Within my practice, I always start with digestion. You are not what you eat; you are what you digest. And as it so happens, most people are not digesting most of their food. With food that merely passes through the body, not giving any nutritional benefits, it's no wonder that so many are so sick!
Digestion begins in the brain. We think of our upcoming dinner, or smell the wafts from the kitchen, Yum - food is on the way! and the brain signals to the digestive organs to turn on. However, sometimes it doesn't. High stress and anxiety will keep the body in a sympathetic state: basically, fight or flight mode. It doesn't matter if it's running from a sabertooth tiger or paying your bills, the human body sees stress as stress as stress. And absolutely no human's brain would allow the body to relax and kick it with a gourmet feast while being chased by a predator.
This is why it is absolutely crucial to make sure you come to the meal in a parasympathetic state - rest and digest mode. Without this, the body hardly absorbs anything. Take several deep breaths before eating; pray; laugh; enjoy time spent with loved ones around the table. Do not have the TV on, do not scroll through your phone, but focus on the priority of the moment: eating with intention and celebrating the food you're about to consume.

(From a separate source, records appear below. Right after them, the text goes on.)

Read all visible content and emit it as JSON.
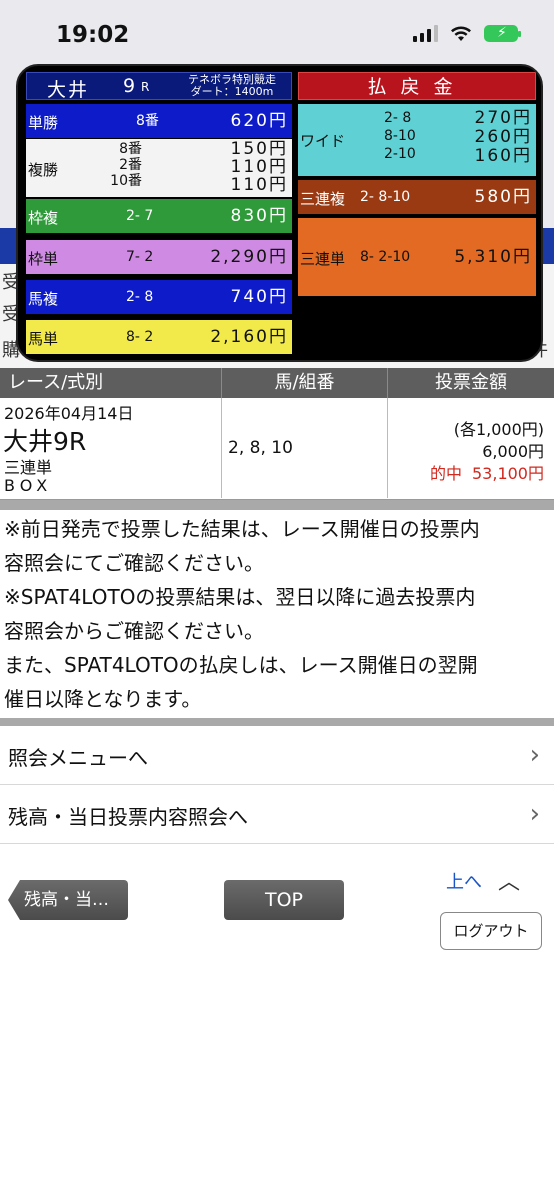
{
  "status_bar": {
    "time": "19:02"
  },
  "background_rows": {
    "row1": "受",
    "row2": "受",
    "row3": "購",
    "row3_right": "件"
  },
  "board": {
    "venue": "大井",
    "race_number": "9",
    "race_suffix": "R",
    "race_name_line1": "テネボラ特別競走",
    "race_name_line2": "ダート：1400m",
    "payout_title": "払戻金",
    "tansho": {
      "label": "単勝",
      "combo": "8番",
      "amount": "620円"
    },
    "fukusho": {
      "label": "複勝",
      "combos": [
        "8番",
        "2番",
        "10番"
      ],
      "amounts": [
        "150円",
        "110円",
        "110円"
      ]
    },
    "wakufuku": {
      "label": "枠複",
      "combo": "2- 7",
      "amount": "830円"
    },
    "wakutan": {
      "label": "枠単",
      "combo": "7- 2",
      "amount": "2,290円"
    },
    "umafuku": {
      "label": "馬複",
      "combo": "2- 8",
      "amount": "740円"
    },
    "umatan": {
      "label": "馬単",
      "combo": "8- 2",
      "amount": "2,160円"
    },
    "wide": {
      "label": "ワイド",
      "combos": [
        "2- 8",
        "8-10",
        "2-10"
      ],
      "amounts": [
        "270円",
        "260円",
        "160円"
      ]
    },
    "sanrenfuku": {
      "label": "三連複",
      "combo": "2- 8-10",
      "amount": "580円"
    },
    "sanrentan": {
      "label": "三連単",
      "combo": "8- 2-10",
      "amount": "5,310円"
    }
  },
  "table": {
    "headers": [
      "レース/式別",
      "馬/組番",
      "投票金額"
    ],
    "row": {
      "date": "2026年04月14日",
      "race": "大井9R",
      "bet_type": "三連単",
      "bet_method": "BOX",
      "horses": "2, 8, 10",
      "unit_amount": "(各1,000円)",
      "total_amount": "6,000円",
      "hit_label": "的中",
      "hit_amount": "53,100円"
    }
  },
  "notes": {
    "line1": "※前日発売で投票した結果は、レース開催日の投票内",
    "line2": "容照会にてご確認ください。",
    "line3": "※SPAT4LOTOの投票結果は、翌日以降に過去投票内",
    "line4": "容照会からご確認ください。",
    "line5": "また、SPAT4LOTOの払戻しは、レース開催日の翌開",
    "line6": "催日以降となります。"
  },
  "menu": {
    "item1": "照会メニューへ",
    "item2": "残高・当日投票内容照会へ"
  },
  "footer": {
    "back_label": "残高・当…",
    "top_label": "TOP",
    "up_label": "上へ",
    "logout_label": "ログアウト"
  }
}
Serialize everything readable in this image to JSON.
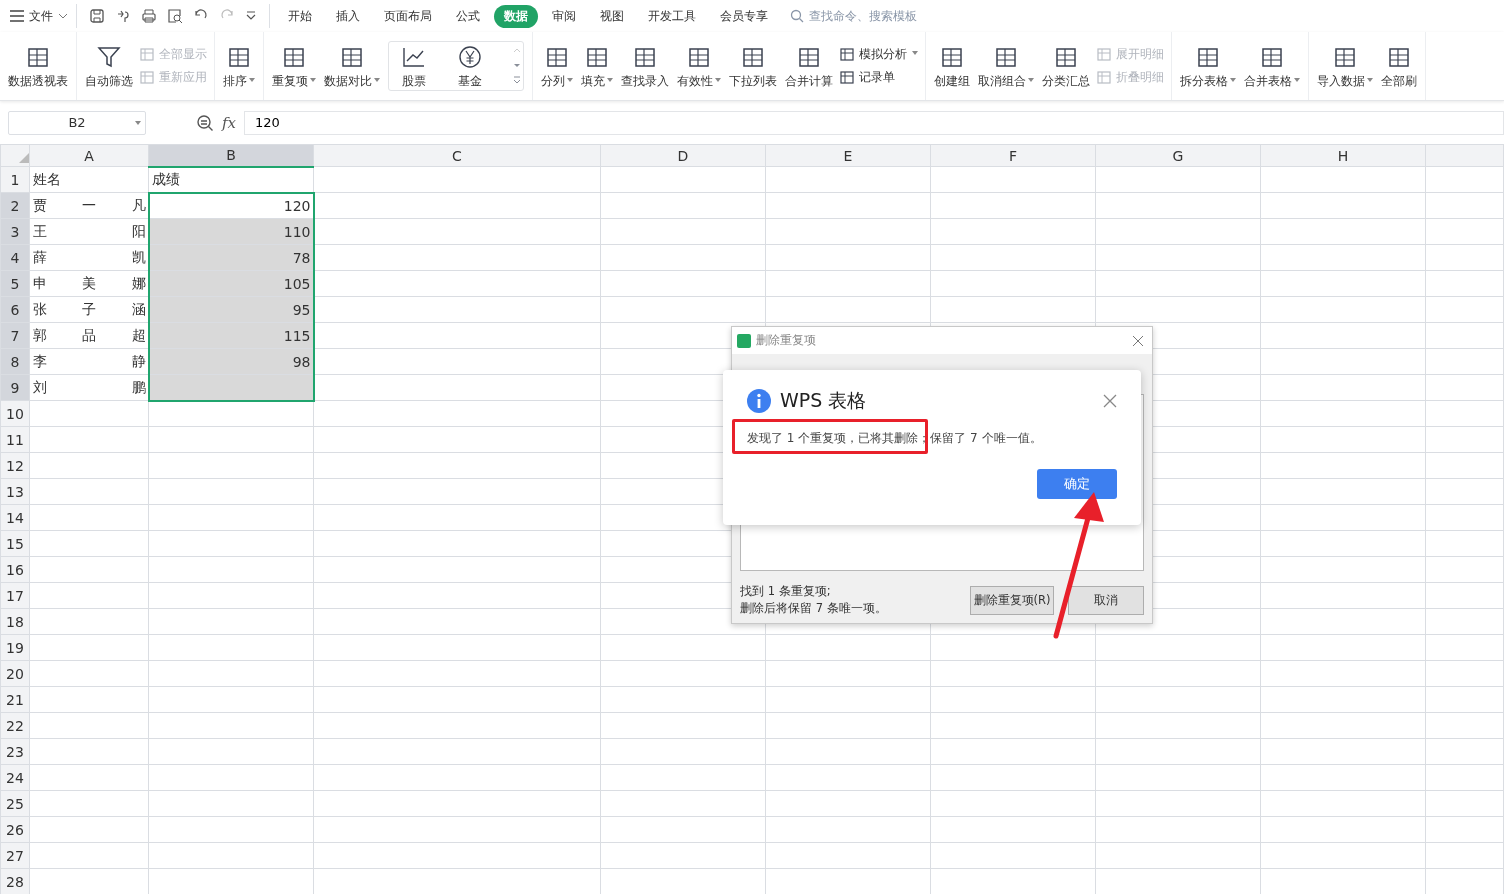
{
  "file_menu": {
    "label": "文件"
  },
  "tabs": [
    {
      "label": "开始",
      "selected": false
    },
    {
      "label": "插入",
      "selected": false
    },
    {
      "label": "页面布局",
      "selected": false
    },
    {
      "label": "公式",
      "selected": false
    },
    {
      "label": "数据",
      "selected": true
    },
    {
      "label": "审阅",
      "selected": false
    },
    {
      "label": "视图",
      "selected": false
    },
    {
      "label": "开发工具",
      "selected": false
    },
    {
      "label": "会员专享",
      "selected": false
    }
  ],
  "search": {
    "placeholder": "查找命令、搜索模板"
  },
  "ribbon": [
    [
      {
        "kind": "large",
        "label": "数据透视表",
        "dropdown": false
      }
    ],
    [
      {
        "kind": "large",
        "label": "自动筛选",
        "dropdown": false
      },
      {
        "kind": "stack",
        "items": [
          {
            "label": "全部显示",
            "disabled": true,
            "dropdown": false
          },
          {
            "label": "重新应用",
            "disabled": true,
            "dropdown": false
          }
        ]
      }
    ],
    [
      {
        "kind": "large",
        "label": "排序",
        "dropdown": true
      }
    ],
    [
      {
        "kind": "large",
        "label": "重复项",
        "dropdown": true
      },
      {
        "kind": "large",
        "label": "数据对比",
        "dropdown": true
      },
      {
        "kind": "gallery",
        "items": [
          {
            "label": "股票"
          },
          {
            "label": "基金"
          }
        ]
      }
    ],
    [
      {
        "kind": "large",
        "label": "分列",
        "dropdown": true
      },
      {
        "kind": "large",
        "label": "填充",
        "dropdown": true
      },
      {
        "kind": "large",
        "label": "查找录入",
        "dropdown": false
      },
      {
        "kind": "large",
        "label": "有效性",
        "dropdown": true
      },
      {
        "kind": "large",
        "label": "下拉列表",
        "dropdown": false
      },
      {
        "kind": "large",
        "label": "合并计算",
        "dropdown": false
      },
      {
        "kind": "stack",
        "items": [
          {
            "label": "模拟分析",
            "disabled": false,
            "dropdown": true
          },
          {
            "label": "记录单",
            "disabled": false,
            "dropdown": false
          }
        ]
      }
    ],
    [
      {
        "kind": "large",
        "label": "创建组",
        "dropdown": false
      },
      {
        "kind": "large",
        "label": "取消组合",
        "dropdown": true
      },
      {
        "kind": "large",
        "label": "分类汇总",
        "dropdown": false
      },
      {
        "kind": "stack",
        "items": [
          {
            "label": "展开明细",
            "disabled": true,
            "dropdown": false
          },
          {
            "label": "折叠明细",
            "disabled": true,
            "dropdown": false
          }
        ]
      }
    ],
    [
      {
        "kind": "large",
        "label": "拆分表格",
        "dropdown": true
      },
      {
        "kind": "large",
        "label": "合并表格",
        "dropdown": true
      }
    ],
    [
      {
        "kind": "large",
        "label": "导入数据",
        "dropdown": true
      },
      {
        "kind": "large",
        "label": "全部刷",
        "dropdown": false
      }
    ]
  ],
  "name_box": "B2",
  "function_label": "fx",
  "formula": "120",
  "columns": [
    {
      "label": "A",
      "selected": false
    },
    {
      "label": "B",
      "selected": true
    },
    {
      "label": "C",
      "selected": false
    },
    {
      "label": "D",
      "selected": false
    },
    {
      "label": "E",
      "selected": false
    },
    {
      "label": "F",
      "selected": false
    },
    {
      "label": "G",
      "selected": false
    },
    {
      "label": "H",
      "selected": false
    }
  ],
  "rows": [
    {
      "header": "1",
      "selected": false,
      "cells": [
        "姓名",
        "成绩"
      ]
    },
    {
      "header": "2",
      "selected": true,
      "cells": [
        "贾一凡",
        "120"
      ]
    },
    {
      "header": "3",
      "selected": true,
      "cells": [
        "王阳",
        "110"
      ]
    },
    {
      "header": "4",
      "selected": true,
      "cells": [
        "薛凯",
        "78"
      ]
    },
    {
      "header": "5",
      "selected": true,
      "cells": [
        "申美娜",
        "105"
      ]
    },
    {
      "header": "6",
      "selected": true,
      "cells": [
        "张子涵",
        "95"
      ]
    },
    {
      "header": "7",
      "selected": true,
      "cells": [
        "郭品超",
        "115"
      ]
    },
    {
      "header": "8",
      "selected": true,
      "cells": [
        "李静",
        "98"
      ]
    },
    {
      "header": "9",
      "selected": true,
      "cells": [
        "刘鹏",
        ""
      ]
    },
    {
      "header": "10",
      "selected": false,
      "cells": []
    },
    {
      "header": "11",
      "selected": false,
      "cells": []
    },
    {
      "header": "12",
      "selected": false,
      "cells": []
    },
    {
      "header": "13",
      "selected": false,
      "cells": []
    },
    {
      "header": "14",
      "selected": false,
      "cells": []
    },
    {
      "header": "15",
      "selected": false,
      "cells": []
    },
    {
      "header": "16",
      "selected": false,
      "cells": []
    },
    {
      "header": "17",
      "selected": false,
      "cells": []
    },
    {
      "header": "18",
      "selected": false,
      "cells": []
    },
    {
      "header": "19",
      "selected": false,
      "cells": []
    },
    {
      "header": "20",
      "selected": false,
      "cells": []
    },
    {
      "header": "21",
      "selected": false,
      "cells": []
    },
    {
      "header": "22",
      "selected": false,
      "cells": []
    },
    {
      "header": "23",
      "selected": false,
      "cells": []
    },
    {
      "header": "24",
      "selected": false,
      "cells": []
    },
    {
      "header": "25",
      "selected": false,
      "cells": []
    },
    {
      "header": "26",
      "selected": false,
      "cells": []
    },
    {
      "header": "27",
      "selected": false,
      "cells": []
    },
    {
      "header": "28",
      "selected": false,
      "cells": []
    }
  ],
  "remove_dialog": {
    "title": "删除重复项",
    "found_lines": [
      "找到 1 条重复项;",
      "删除后将保留 7 条唯一项。"
    ],
    "buttons": [
      "删除重复项(R)",
      "取消"
    ]
  },
  "message_dialog": {
    "title": "WPS 表格",
    "text": "发现了 1 个重复项，已将其删除；保留了 7 个唯一值。",
    "button": "确定"
  }
}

Chew your food. Start to take note of how many times you chew each bite. Even better, start to watch others. It's not many, isn't it? Some take two bites before swallowing. Without chewing our food thoroughly, a few problems arise: first, we do not produce enough salivary amylase to break down our carbohydrates. We need to make sure our saliva coats our food well, because once it's in the stomach there are no more enzymes to break down the starches. Secondly, when we chew rapidly, we don't send the proper signals to our stomachs indicating that food is on its way. Without these signals, the stomach does not produce enough hydrochloric acid (HCL), nor HCL that is acidic enough. Our food sits and waits to become digested. With enough time passed, proteins begin to putrify, fats begin to rancidify, carbohydrates begin to ferment. This is a disaster for the rest of the system - and we've still got a ways to go.
Aim to chew each bite of food at least 30-50 times. Yes, that many. Some more, some less, depending on what you're eating. Turn that food into complete mush! And while you're at it, chew your liquids, too - soup needs the amylase, as well.
Absorbing the nutrients. Once the HCL gets to a ph of between 1.5 and 3, the food (called chyme at this point) passes through to the duodenum - the beginning of the small intestine. Here is where fats are broken down even further with bile, and where the chyme alkalizes. However, if the stomach never got a chance to get acidic enough before more food entered the system, the gallbladder will not have received a signal to send out any bile; bile will sit in storage, unused. This leads to bile that becomes viscous and hardened, leading to gallstones.
As the chyme moves through the small intestine, nutrients are absorbed. But if foods have not been broken down - meaning, undigested food bits - your small intestines are going to receive a beating. Large pieces of food traveling through the one-cell-thick (yes, only one cell thick!) small intestine is akin to taking a hammer to your walls for demolition: slowly, but surely, you'll get those walls down. Little holes permeate the intestines, allowing bits of food to seep through and travel elsewhere in the body. Your immune system does not like invaders, and will target these food particles as threats. This is how we begin the downward spiral into food allergies.
Getting rid of the burden. Once the remains make it to the large intestine the whole system is exhausted. Without nutrients digested, our microflora diminishes. In the place of good bacteria come the bad, and the yeasts that flourish on putrified food. IBS, irregular bowel movements, the works; the large intestine wants to either get rid of the junk as fast as possible (diarrhea), or desperately cling on to it (constipation), hoping to pull at least some nutrients out in a last ditch effort.
All of this is just a sampling of what can go wrong from the start, if we don't prepare ourselves to eat consciously! Ironically, so many health issues stem from this simple, oh-so-easy process. Rest, be calm, chew your food well - your digestion depends on it.